PROBLEM DETAILS.
Give the number of lines in the entries below that hold "AnyLogic", with no accompanying words.

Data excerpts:
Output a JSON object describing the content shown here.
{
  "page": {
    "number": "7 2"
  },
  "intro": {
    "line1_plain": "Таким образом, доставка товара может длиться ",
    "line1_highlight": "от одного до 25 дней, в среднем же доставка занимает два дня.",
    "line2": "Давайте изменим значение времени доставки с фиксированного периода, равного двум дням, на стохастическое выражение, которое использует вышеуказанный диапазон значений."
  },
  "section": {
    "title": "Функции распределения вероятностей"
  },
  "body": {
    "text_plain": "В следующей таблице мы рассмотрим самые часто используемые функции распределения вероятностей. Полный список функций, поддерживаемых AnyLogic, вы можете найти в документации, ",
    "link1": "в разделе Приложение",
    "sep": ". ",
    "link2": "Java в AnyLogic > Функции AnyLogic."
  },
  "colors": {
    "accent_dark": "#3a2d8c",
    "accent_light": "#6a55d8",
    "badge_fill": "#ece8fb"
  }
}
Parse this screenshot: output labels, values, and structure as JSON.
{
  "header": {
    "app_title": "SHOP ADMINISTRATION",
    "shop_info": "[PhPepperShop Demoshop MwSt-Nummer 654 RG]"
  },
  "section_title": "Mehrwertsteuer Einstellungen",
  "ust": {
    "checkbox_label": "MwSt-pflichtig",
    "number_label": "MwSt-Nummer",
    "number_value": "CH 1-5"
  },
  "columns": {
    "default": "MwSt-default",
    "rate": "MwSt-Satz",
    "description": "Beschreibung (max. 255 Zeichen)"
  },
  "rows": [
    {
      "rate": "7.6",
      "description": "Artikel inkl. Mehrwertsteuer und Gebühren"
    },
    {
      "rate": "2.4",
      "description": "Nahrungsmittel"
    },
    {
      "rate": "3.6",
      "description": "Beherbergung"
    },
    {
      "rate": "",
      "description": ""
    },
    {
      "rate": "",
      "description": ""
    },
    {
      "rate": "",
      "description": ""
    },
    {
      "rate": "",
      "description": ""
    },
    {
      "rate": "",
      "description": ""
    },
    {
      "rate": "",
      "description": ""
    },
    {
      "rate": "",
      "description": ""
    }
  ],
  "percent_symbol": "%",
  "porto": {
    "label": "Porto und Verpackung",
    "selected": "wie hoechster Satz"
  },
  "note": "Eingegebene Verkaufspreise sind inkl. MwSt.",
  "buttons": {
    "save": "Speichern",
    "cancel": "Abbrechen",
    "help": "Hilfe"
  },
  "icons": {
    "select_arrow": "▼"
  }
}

FINAL ANSWER.
2